This volume examines China’s contacts with neighboring cultures in Central, South, Southeast, and Northeast Asia, as well as contacts among those cultures from the beginning of the Common Era to the tenth century and beyond. During this period, transregional and crosscultural exchanges were fostered by both peaceful and aggressive activities and movements of peoples across Eurasia along land and maritime routes. Such movements played an important role in world history in the medieval period, and yet many aspects of cultural exchanges across Eurasia remain understudied. The lack of knowledge is particularly evident in treatments of Chinese history between the Han and Tang empires. Examining relations with neighboring cultures during this period calls into question notions of China as a monolithic cultural entity.
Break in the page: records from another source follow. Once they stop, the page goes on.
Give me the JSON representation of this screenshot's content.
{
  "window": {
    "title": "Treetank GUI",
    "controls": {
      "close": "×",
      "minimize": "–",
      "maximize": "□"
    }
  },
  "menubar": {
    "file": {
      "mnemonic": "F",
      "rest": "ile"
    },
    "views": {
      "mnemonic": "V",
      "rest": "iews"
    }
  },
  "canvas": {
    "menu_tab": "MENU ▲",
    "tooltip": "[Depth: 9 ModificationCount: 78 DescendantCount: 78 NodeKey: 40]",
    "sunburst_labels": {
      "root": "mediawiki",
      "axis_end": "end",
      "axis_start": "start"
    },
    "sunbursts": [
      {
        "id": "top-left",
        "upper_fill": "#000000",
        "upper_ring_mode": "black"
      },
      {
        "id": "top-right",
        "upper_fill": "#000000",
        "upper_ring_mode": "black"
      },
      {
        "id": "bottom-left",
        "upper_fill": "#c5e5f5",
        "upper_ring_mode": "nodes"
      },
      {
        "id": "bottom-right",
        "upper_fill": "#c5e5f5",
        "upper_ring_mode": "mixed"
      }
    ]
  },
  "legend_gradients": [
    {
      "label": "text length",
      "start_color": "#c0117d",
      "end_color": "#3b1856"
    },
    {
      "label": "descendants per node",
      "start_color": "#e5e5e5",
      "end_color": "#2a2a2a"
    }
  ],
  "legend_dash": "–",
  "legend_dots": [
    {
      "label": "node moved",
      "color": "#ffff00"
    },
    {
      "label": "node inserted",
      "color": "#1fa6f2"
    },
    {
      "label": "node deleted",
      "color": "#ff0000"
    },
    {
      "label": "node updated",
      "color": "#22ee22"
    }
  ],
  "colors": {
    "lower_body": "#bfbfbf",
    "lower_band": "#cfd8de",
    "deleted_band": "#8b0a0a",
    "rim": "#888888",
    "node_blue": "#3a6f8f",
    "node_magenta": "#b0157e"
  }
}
During the period covered in this volume, cultural contacts and exchanges were fostered by both peaceful and aggressive activities and movements of peoples along land and maritime routes of the so-called Silk Road. From the earliest recorded times, the Silk Road was a channel for the transmission of ideas, technologies, and artistic forms and styles across Eurasia, with far-reaching impact from the Pacific to the Atlantic.
Despite the centrality of exchange and hybridization to the history of medieval East Asia, many aspects of its connections beyond China cultures and history remain understudied. Similar, there is a lack of comprehensive knowledge of the period between the Han and Tang empires in Chinese history. In examining China’s relations with neighboring cultures during this period in particular, this book does not begin with the usual monolithic and stereotypical notion of China being an enduring and coherent cultural entity. Rather, through the close analysis presented in each chapter, this study expands the scope of inquiry to examine the mechanisms and contents of cultural exchanges, and the fertile byproducts of these exchanges.
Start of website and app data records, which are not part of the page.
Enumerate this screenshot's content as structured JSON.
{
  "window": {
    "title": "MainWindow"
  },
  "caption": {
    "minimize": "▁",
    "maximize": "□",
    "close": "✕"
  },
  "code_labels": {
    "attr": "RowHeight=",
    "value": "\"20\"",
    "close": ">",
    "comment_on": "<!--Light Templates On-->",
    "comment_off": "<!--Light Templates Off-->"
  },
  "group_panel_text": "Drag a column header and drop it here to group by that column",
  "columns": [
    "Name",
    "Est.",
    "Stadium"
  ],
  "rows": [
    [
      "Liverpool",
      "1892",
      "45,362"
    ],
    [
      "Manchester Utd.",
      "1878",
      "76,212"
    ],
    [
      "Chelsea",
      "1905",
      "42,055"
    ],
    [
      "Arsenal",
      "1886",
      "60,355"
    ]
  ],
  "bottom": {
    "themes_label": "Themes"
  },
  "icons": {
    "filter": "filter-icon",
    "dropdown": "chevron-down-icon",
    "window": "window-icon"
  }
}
Perhaps one of the most notable mediaeval phenomena that created shared cultural spheres across linguistic and political boundaries was the transmission of such religious faiths as Buddhism, Christianity, Islam, Zoroastrianism, Manichaenism and Nestorianism. Buddhism’s spread eastward from India to finally become a religion adopted in all of Asia had an especially significant impact on many countries. In this sense, the Eurasian interactions can be considered common to a medieval world interwoven by religion.
The twenty-one chapters reveal transmissions, transgressions, syntheses, accommodations, and transformations that occurred when peoples and cultures came into contact with one another. They explore the motivations for the movements of peoples and goods—trade, war, diplomacy, acquisition of culture and knowledge (and sometimes of talent), and evangelical Buddhism. They also analyze the impacts of these exchanges through study of the artefacts, concepts, technologies, and practices associated with these interactions from a multidisciplinary perspective.
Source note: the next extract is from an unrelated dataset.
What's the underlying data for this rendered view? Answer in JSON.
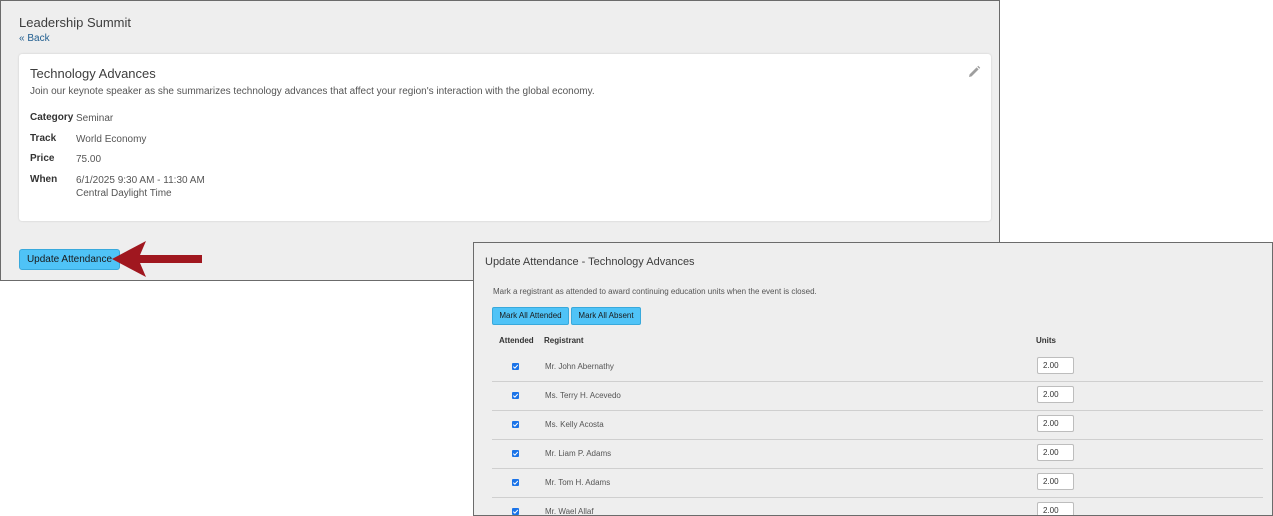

The focused study of the individual authors, each from her or his disciplinary training (art history, cultural studies, history, literary studies, religious studies, history of science, etc.), sheds light on the crossing of boundaries of geographic, cultural, linguistic, and sometimes temporal distance. Whether it is Tang China, Yamato Japan, Viking Sweden, or Zoroastrian Central Asia, however, each chapter highlights the prominent place of cultural crossings as both inter-regional movements and the fertile products they produced.
Given that the expertise from a breadth of disciplines, this unique interdisciplinary book will enjoy an equally broad readership of students, teachers, and researchers engaged in comparative approaches to the history and culture of Medieaval Eurasia at large.